- Comfortable when tight
- Conforms to your foot
- Excels at most angles
- Not very sensitive
- Doesn’t grab holds on roofs
- Too wide for narrow feet
The Vapor V 2015 is an all-around, high-end shoe for indoors and out. The slight downturn and asymmetry of the last makes it aggressive yet comfortable, whether on slabs or 45-degree overhangs. Climbers with normal to wide feet will fit the Vapor V 2015 comfortably even when tight. Climbers with a narrow forefoot may not get the vacuum fit.
If there’s one shoe that can do it all, comfortably, it’s this one. Perfect for edges and pockets at crags like Smith Rock, Eldorado Canyon or Ten Sleep, the Vapor V 2015 also dominates such varied terrain as granite slabs, limestone overhangs and multi-pitch routes. Generous toe and heel rubber make these above average for hooking and scumming, but with a semi-stiff forefoot they’re not quite soft or flexible enough to grab holds on roofs.
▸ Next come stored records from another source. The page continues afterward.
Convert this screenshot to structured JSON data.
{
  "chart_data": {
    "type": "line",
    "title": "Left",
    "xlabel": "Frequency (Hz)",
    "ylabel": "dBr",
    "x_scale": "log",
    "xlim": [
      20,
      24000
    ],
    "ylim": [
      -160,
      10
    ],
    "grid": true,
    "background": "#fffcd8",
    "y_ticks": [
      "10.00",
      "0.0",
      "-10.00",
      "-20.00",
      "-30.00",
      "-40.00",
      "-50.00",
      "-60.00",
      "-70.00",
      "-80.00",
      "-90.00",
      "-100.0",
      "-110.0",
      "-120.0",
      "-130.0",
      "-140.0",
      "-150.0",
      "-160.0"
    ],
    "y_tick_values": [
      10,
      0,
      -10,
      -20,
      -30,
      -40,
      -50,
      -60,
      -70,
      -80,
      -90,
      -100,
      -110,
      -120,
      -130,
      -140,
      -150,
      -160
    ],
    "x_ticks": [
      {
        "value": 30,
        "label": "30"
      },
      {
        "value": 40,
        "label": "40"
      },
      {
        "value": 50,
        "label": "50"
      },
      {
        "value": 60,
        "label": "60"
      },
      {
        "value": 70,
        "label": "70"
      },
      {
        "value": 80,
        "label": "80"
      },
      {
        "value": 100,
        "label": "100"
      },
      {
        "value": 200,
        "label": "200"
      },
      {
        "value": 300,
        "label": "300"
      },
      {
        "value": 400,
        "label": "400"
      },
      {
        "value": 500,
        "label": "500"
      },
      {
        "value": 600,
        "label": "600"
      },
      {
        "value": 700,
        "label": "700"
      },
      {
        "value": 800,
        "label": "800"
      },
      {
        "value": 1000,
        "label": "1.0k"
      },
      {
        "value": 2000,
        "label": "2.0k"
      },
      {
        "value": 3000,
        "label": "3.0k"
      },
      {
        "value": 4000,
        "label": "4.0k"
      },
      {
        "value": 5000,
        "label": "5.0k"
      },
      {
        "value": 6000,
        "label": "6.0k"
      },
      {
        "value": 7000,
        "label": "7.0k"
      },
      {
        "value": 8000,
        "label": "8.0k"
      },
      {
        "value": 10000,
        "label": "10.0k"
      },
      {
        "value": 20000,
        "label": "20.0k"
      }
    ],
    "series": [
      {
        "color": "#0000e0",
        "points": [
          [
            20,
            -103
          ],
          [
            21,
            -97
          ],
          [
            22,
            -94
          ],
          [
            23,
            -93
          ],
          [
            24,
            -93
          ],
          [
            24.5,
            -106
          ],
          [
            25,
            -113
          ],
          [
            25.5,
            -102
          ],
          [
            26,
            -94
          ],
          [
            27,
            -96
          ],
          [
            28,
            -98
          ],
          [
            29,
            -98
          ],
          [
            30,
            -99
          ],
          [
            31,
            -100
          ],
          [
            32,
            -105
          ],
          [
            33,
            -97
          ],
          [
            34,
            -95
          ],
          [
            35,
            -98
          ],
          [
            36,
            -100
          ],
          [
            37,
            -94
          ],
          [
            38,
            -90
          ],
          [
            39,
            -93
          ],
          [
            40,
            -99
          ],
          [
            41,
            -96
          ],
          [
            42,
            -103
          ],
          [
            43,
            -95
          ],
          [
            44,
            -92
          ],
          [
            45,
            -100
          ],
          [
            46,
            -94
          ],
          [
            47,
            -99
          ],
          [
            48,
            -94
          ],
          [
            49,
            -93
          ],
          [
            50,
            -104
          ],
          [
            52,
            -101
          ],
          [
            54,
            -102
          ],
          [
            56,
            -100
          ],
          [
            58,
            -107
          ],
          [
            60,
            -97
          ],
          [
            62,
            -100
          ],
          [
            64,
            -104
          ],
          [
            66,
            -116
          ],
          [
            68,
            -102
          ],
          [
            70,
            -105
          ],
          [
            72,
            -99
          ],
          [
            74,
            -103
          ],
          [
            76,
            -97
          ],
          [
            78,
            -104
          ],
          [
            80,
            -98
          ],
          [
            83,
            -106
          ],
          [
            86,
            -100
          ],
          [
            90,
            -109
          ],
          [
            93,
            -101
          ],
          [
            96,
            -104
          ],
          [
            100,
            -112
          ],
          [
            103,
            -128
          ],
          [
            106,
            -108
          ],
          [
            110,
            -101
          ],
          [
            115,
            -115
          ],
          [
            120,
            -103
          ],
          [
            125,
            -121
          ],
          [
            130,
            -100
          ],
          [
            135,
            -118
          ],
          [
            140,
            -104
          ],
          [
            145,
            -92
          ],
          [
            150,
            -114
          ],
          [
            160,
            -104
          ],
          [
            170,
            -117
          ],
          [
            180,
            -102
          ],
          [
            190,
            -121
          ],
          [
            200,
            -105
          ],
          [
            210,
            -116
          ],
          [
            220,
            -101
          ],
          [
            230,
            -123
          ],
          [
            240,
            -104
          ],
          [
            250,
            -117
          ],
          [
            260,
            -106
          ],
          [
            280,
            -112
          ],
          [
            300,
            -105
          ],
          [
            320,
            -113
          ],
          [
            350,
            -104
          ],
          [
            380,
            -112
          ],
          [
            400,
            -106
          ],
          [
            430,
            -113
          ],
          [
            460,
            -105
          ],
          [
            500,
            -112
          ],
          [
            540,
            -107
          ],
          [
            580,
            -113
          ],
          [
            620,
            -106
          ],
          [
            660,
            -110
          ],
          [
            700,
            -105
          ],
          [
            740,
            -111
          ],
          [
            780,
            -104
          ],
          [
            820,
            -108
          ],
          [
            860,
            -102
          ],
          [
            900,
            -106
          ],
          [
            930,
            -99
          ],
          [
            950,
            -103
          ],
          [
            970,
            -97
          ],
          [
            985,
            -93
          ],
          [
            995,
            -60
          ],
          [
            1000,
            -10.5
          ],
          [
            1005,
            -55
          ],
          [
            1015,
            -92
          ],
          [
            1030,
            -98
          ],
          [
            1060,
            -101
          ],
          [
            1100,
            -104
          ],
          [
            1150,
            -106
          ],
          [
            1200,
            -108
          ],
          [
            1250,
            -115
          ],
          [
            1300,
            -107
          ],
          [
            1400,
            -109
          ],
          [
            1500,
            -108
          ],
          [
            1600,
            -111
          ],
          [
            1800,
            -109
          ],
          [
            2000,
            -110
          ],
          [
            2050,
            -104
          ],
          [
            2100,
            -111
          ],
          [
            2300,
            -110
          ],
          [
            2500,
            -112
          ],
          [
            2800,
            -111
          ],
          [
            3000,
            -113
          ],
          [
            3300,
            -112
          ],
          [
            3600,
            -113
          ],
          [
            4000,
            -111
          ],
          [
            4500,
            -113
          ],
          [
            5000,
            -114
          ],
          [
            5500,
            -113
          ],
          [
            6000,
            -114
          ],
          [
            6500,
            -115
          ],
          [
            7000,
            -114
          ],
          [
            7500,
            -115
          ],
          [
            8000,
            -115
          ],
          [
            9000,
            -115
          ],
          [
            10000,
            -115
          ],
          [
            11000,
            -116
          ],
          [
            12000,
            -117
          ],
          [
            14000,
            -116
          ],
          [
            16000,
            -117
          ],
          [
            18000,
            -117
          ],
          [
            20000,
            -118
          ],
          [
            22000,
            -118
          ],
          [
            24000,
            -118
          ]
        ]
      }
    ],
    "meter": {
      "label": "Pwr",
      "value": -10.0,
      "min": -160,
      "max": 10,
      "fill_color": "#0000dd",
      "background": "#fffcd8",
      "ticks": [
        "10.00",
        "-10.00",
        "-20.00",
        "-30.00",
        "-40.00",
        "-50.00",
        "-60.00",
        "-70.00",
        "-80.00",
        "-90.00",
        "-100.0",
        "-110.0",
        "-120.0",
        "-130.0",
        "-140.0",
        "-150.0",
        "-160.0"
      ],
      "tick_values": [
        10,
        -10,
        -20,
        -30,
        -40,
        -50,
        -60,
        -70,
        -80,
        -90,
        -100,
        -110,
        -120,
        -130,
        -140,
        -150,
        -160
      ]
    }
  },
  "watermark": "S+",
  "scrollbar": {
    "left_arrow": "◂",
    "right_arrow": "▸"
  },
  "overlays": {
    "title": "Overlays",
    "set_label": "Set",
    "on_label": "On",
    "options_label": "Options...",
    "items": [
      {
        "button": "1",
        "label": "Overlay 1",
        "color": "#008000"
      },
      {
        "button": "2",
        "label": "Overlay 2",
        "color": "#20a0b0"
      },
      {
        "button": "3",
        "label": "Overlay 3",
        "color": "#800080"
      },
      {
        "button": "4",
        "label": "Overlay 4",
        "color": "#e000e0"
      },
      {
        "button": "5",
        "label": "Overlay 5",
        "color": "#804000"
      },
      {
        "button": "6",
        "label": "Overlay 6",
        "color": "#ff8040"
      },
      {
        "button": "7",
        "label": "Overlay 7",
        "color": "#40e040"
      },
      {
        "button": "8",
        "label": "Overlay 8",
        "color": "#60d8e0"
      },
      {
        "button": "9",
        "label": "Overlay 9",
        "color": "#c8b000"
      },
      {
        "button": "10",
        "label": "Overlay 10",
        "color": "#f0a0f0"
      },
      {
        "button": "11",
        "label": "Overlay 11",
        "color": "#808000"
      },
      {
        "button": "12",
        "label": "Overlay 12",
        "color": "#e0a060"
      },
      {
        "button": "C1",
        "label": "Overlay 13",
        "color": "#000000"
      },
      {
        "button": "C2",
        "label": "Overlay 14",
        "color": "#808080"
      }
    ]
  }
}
Its relaxed fit may have you donning a more aggressive shoe for your hardest sends.
This is one of the Vapor V 2015’s strong points, especially on slightly under to slightly over vertical terrain. A thin midsole and durable, Vibram XS Edge rubber helped testers stand confidently on tiny holds while being sensitive enough to allow them to feel when they should readjust a foot. The wide forefoot (standard for Scarpa) fits high-volume feet perfectly, to be able to edge on credit card edges without killing toes.
Despite their semi-stiffness, these shoes smear with aplomb. The slight downturn of the sole becomes flat with full bodyweight. This gave testers the full surface area for excellent smearing.
It’s always a balance between stiffness and sensitivity, and these lean toward stiffness. They’re sensitive for a moderately stiff shoe, but they’re no Instinct S.
Testers wore these babies on sandstone finger cracks and corners up to 5.12 and they performed surprisingly well. When jamming/smearing in a corner the sticky rand and toe rubber kept one tester from slipping off. The narrow toe profile can also stuff into ring-lock sized cracks and above, where the semi-stiff platform kept toes from screaming in pain.
At 4mm thick (average for shoes in this review), the Vibram XS Edge feels clunky out of the box. But after a few pitches the shoe conforms to the climbers’ forefoot and the rubber breaks in, giving you a durable platform that becomes more sensitive with use.
At the low end of shoe prices in this review, the Vapor V 2015 is an excellent value.